28 April 1881–14 June 1939 (Age 58) Petersburg, Virginia, United States
The Life of James Dunn
When James Dunn Martin was born on 28 April 1881, in Petersburg, Fauquier, Virginia, United States, his father, Archibald Graham Mcllwaine Martin, was 28 and his mother, Kate S Boothe, was 29. He married Albina Gilliam Johnston on 18 June 1907, in Petersburg, Virginia, United States. He lived in Petersburg, Dinwiddie, Virginia, United States in 1900. He died on 14 June 1939, in Petersburg, Virginia, United States, at the age of 58, and was buried in Blandford Cemetery, Petersburg, Virginia, United States.
A federal law prohibiting all immigration of Chinese laborers. The Act was the first law to prevent all members of a national group from immigrating to the United States.
1894 · Confederate Soldiers and Sailors Monument
On May 30, 18944 the Confederate Soldiers and Sailors’ Monument was unveiled. It is 73 feet high and over looks Libby Hill Park. the statue represents the 13 Confederate States.
1898 · War with the Spanish
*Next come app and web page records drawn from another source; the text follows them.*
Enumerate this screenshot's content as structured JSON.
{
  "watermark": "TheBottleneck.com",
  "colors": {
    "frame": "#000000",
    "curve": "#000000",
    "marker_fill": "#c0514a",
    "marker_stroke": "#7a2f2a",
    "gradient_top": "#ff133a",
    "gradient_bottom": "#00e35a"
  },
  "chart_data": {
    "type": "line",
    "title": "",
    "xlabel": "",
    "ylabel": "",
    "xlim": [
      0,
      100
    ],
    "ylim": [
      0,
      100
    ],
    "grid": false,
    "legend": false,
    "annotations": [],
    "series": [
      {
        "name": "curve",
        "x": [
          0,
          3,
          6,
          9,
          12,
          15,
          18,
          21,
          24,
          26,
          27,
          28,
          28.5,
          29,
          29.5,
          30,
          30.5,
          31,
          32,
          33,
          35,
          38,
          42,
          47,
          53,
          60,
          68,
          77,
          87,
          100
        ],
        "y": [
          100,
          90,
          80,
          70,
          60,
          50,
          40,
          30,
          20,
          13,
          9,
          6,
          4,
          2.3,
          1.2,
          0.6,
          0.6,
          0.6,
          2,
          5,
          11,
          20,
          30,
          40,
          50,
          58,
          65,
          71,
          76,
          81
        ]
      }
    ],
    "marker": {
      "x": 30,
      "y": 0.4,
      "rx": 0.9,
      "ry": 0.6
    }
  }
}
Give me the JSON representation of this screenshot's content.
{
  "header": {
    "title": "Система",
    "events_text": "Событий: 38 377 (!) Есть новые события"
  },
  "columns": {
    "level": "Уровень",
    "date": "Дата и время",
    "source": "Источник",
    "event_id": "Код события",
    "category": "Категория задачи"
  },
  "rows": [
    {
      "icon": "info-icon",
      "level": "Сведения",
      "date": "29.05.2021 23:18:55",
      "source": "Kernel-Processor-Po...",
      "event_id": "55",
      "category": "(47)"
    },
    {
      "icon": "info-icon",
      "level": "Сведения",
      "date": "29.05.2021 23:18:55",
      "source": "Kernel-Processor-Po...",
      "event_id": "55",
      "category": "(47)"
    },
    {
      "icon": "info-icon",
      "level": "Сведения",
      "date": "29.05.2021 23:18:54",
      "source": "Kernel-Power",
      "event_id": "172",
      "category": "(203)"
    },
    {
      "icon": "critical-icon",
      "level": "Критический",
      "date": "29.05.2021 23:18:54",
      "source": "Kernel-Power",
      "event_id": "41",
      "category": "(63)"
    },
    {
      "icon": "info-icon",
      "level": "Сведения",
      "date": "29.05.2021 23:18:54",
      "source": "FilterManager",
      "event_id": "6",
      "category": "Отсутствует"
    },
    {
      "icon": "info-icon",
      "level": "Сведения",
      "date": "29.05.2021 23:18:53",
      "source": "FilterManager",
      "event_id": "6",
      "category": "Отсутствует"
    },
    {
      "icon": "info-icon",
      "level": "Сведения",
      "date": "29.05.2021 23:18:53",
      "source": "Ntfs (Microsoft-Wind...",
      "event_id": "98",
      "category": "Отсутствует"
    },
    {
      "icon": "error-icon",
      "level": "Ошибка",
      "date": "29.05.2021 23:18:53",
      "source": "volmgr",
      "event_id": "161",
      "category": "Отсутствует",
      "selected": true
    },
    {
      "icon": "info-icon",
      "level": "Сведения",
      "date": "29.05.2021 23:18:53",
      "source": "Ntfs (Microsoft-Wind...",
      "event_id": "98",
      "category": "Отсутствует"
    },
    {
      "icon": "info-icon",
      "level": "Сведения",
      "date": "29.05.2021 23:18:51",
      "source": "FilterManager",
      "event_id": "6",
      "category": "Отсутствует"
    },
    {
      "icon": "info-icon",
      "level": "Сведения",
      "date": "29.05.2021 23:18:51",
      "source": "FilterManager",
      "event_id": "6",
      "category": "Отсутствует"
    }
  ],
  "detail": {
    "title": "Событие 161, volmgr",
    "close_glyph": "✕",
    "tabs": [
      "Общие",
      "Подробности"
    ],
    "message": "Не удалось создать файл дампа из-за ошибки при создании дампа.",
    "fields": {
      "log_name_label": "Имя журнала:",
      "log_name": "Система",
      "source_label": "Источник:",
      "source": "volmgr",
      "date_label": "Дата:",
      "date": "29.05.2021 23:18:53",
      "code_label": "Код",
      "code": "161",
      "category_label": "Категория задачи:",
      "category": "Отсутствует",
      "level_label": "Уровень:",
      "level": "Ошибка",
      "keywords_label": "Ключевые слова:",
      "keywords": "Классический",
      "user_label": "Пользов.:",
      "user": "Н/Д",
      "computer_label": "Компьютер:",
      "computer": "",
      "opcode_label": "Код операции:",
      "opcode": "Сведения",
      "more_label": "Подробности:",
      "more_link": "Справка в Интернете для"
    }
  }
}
After the explosion of the USS Maine in the Havana Harbor in Cuba, the United States engaged the Spanish in war. The war was fought on two fronts, one in Cuba, which helped gain their independence, and in the Philippines, which helped the US gain another territory for a time.
1 English, Scottish, Irish, French, Dutch, German, Czech, Slovak, Spanish (Martín), Italian (Venice), etc.: from a personal name (Latin Martinus, a derivative of Mars, genitive Martis, the Roman god of fertility and war, whose name may derive ultimately from a root mar ‘gleam’). This was borne by a famous 4th-century saint, Martin of Tours, and consequently became extremely popular throughout Europe in the Middle Ages. As a North American surname, this form has absorbed many cognates from other European forms.2 English: habitational name from any of several places so called, principally in Hampshire, Lincolnshire, and Worcestershire, named in Old English as ‘settlement by a lake’ (from mere or mær ‘pool’, ‘lake’ + tūn ‘settlement’) or as ‘settlement by a boundary’ (from (ge)mære ‘boundary’ + tūn ‘settlement’). The place name has been charged from Marton under the influence of the personal name Martin.